Extracted data entries:

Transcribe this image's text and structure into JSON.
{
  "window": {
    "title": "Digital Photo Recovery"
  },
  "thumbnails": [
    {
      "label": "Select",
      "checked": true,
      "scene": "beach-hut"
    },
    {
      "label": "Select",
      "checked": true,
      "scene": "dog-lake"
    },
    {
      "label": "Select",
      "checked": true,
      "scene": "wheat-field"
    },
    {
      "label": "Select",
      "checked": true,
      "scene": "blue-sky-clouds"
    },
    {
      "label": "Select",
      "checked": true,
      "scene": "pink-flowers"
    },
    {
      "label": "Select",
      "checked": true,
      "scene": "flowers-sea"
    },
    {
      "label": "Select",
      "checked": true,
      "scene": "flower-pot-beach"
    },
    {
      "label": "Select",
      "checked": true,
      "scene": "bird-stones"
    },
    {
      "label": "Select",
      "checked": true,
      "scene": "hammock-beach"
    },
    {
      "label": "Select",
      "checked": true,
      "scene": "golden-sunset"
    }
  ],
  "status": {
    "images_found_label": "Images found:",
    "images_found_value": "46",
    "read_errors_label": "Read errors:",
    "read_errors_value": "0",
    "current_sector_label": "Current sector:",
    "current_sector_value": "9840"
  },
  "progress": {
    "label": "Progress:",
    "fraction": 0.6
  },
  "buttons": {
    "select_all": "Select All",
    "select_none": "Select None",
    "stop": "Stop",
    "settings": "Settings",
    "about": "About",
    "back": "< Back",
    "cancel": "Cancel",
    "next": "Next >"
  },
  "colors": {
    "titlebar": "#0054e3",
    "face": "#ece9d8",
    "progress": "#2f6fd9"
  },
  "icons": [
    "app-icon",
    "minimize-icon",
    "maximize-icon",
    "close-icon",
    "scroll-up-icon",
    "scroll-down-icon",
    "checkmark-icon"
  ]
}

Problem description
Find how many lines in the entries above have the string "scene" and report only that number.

Solution for this exercise
10